Portada
 

Comentarios de la gente - Escribir un comentario

No encontramos ningún comentario en los lugares habituales.

Otras ediciones - Ver todas

Términos y frases comunes

Pasajes populares

Página 33 - Now stir the fire, and close the shutters fast, Let fall the curtains, wheel the sofa round, And while the bubbling and loud hissing urn Throws up a steamy column, and the cups That cheer but not inebriate, wait on each, So let us welcome peaceful evening in.
Página 389 - tis, to cast one's eyes so low! The crows and choughs, that wing the midway air, Show scarce so gross as beetles : Half way down Hangs one that gathers samphire; dreadful trade! Methinks, he seems no bigger than his head: The fishermen, that walk upon the beach, Appear like mice; and yon...
Página 219 - When all aloud the wind doth blow, And coughing drowns the parson's saw, And birds sit brooding in the snow, And Marian's nose looks red and raw, When roasted crabs hiss in the bowl, Then nightly sings the staring owl, Tu-whit; Tu-who, a merry note, While greasy Joan doth keel the pot.
Página 719 - In saffron robe, with taper clear, And pomp, and feast, and revelry, With mask, and antique pageantry; Such sights as youthful poets dream On summer eves by haunted stream.
Página 553 - Come forth, O ye children of gladness, come ! Where the violets lie may be now your home. Ye of the rose-cheek and dew-bright eye, And the bounding footstep, to meet me fly, With the lyre, and the wreath, and the joyous lay, Come forth to the sunshine, I may not stay...
Página 733 - O for a beaker full of the warm South, Full of the true, the blushful Hippocrene, With beaded bubbles winking at the brim, And purple-stained mouth; That I might drink, and leave the world unseen, And with thee fade away into the forest dim...
Página 733 - Fade far away, dissolve, and quite forget What thou among -the leaves hast never known, The weariness, the fever, and the fret Here, where men sit and hear each other groan...
Página 843 - And when we came to Rome, the centurion delivered the prisoners to the captain of the guard: but Paul was suffered to dwell by himself with a soldier that kept him.
Página 199 - There is a spot of earth supremely blest, A dearer, sweeter spot than all the rest...
Página 293 - ... for which reason they had come unarmed.

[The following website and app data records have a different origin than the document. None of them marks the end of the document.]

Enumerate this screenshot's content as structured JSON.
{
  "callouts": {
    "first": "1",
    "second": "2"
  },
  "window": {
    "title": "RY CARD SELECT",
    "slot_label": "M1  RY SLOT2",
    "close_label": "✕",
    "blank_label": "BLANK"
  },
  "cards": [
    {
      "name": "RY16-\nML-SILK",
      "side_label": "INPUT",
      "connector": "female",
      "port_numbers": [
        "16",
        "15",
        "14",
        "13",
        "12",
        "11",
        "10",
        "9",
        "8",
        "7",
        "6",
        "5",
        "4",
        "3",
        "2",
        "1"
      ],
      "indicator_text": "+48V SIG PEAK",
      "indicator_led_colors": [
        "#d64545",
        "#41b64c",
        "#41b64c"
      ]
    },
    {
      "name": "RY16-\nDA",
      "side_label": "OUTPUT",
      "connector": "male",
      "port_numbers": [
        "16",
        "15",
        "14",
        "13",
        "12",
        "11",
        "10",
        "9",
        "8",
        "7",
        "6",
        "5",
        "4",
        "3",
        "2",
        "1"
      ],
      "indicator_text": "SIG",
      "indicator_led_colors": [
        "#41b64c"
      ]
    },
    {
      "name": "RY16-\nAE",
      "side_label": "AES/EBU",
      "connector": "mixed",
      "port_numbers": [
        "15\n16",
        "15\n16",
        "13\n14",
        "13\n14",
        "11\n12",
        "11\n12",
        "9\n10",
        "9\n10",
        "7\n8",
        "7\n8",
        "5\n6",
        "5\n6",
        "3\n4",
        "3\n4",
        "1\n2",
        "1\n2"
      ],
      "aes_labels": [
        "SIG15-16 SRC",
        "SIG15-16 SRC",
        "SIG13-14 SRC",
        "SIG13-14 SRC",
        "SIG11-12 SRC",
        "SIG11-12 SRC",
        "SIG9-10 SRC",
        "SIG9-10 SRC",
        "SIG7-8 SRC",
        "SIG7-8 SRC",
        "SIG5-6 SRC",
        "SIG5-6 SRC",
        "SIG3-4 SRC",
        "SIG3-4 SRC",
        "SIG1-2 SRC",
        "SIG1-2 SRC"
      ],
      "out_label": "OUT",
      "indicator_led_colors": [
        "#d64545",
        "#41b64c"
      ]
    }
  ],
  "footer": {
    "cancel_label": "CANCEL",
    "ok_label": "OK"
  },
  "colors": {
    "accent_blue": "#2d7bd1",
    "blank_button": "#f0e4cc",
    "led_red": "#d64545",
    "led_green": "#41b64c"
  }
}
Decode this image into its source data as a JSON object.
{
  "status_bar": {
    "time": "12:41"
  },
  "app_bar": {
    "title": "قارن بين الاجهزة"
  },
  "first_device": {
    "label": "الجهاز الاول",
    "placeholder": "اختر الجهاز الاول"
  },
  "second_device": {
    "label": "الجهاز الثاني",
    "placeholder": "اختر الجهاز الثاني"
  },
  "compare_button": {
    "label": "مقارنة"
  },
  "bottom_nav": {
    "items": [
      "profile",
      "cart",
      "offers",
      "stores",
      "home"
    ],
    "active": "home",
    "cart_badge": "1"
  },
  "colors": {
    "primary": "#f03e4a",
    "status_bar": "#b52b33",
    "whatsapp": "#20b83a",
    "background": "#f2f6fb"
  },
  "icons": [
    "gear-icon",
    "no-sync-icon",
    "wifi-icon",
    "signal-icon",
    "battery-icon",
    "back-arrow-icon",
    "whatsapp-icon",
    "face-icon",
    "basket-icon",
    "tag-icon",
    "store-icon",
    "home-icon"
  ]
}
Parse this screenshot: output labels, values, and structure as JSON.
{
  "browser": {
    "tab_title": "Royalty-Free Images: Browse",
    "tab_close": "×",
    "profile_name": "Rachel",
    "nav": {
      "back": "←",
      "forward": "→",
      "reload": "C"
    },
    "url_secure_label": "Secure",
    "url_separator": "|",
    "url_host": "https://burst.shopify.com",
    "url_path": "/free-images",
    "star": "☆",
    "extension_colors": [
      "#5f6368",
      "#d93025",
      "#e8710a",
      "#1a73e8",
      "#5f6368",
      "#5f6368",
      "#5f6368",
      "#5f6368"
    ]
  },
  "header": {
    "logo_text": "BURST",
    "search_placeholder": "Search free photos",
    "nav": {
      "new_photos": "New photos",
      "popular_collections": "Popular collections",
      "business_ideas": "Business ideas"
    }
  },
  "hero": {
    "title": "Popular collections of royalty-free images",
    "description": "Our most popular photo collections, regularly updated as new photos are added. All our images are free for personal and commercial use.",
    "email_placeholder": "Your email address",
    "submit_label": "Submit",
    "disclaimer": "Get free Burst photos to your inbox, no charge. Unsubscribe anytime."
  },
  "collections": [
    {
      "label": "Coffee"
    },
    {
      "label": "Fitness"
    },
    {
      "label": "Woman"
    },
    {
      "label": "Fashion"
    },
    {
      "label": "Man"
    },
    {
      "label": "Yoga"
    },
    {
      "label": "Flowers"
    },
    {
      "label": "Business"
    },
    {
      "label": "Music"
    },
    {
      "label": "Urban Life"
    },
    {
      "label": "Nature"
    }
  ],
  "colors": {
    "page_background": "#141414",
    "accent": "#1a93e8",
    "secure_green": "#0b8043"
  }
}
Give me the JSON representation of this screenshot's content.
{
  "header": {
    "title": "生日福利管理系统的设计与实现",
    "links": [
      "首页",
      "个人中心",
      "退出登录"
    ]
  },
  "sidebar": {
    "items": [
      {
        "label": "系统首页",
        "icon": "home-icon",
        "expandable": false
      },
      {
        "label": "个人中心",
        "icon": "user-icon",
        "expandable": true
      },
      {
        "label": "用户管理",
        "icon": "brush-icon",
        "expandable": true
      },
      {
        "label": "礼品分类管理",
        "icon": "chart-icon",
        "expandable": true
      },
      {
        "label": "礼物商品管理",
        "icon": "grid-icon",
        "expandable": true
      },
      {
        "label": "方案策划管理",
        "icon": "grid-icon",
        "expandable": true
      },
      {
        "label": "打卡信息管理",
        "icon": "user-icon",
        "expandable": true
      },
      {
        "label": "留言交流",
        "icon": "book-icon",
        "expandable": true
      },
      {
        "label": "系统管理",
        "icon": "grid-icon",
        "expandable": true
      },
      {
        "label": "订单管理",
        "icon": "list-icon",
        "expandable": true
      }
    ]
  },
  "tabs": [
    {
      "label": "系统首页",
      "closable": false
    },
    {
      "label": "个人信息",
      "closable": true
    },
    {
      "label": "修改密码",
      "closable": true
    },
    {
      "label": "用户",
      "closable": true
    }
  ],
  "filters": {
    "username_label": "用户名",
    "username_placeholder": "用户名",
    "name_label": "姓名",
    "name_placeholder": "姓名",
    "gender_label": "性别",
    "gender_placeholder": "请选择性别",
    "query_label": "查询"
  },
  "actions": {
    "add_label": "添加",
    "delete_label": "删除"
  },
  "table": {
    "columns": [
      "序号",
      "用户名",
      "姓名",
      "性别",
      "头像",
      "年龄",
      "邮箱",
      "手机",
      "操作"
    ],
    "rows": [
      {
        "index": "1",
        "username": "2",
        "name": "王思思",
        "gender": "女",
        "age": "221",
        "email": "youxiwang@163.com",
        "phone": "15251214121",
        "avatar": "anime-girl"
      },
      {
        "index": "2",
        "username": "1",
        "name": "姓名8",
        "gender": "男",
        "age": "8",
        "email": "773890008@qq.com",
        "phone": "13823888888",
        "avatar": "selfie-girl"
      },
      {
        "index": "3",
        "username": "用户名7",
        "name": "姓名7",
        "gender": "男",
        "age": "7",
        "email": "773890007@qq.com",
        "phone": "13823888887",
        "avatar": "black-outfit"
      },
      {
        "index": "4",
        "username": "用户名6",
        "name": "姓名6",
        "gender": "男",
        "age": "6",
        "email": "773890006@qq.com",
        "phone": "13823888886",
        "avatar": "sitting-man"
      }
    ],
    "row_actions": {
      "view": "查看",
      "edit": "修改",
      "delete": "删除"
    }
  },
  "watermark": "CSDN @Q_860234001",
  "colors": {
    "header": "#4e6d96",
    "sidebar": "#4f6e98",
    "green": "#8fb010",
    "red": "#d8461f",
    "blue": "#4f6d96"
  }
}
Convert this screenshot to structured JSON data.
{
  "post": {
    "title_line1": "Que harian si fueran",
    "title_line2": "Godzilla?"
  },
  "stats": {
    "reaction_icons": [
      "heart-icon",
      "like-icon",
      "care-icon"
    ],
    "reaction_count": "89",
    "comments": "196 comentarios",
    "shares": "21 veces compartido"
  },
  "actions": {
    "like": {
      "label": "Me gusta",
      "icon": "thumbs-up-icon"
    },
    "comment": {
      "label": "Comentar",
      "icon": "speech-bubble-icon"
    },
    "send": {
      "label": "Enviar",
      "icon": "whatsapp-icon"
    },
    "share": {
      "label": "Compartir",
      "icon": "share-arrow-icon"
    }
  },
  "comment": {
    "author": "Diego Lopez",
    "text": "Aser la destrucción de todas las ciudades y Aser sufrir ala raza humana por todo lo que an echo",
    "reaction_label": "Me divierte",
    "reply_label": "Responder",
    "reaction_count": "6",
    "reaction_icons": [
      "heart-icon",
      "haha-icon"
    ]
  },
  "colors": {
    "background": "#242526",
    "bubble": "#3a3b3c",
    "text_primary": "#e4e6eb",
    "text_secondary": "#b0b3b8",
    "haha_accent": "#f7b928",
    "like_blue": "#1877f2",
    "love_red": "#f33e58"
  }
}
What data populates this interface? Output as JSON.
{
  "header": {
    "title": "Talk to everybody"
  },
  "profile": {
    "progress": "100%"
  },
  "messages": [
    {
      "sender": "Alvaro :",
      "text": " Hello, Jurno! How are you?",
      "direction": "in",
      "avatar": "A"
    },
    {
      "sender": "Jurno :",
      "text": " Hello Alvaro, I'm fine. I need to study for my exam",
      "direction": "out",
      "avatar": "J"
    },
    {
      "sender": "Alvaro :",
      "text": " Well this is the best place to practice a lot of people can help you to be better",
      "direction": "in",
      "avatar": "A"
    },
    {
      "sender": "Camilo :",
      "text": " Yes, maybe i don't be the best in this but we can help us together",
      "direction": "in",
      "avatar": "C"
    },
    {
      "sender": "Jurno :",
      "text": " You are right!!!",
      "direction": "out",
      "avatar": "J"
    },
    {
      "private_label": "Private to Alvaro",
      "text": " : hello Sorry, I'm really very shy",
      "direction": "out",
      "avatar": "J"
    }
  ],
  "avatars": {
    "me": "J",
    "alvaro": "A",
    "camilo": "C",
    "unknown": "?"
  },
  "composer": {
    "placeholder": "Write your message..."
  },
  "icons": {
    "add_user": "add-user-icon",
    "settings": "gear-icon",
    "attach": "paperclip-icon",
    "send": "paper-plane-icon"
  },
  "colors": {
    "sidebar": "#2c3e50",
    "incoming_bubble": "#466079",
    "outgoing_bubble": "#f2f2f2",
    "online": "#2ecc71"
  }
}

Their object was not to do injury, and thus provoke the Great Spirit, but to do good. They were then met on the broad pathway of good faith and good will, so that no advantage was to be taken on either side, but all was to be openness, brotherhood, and love.

Información bibliográfica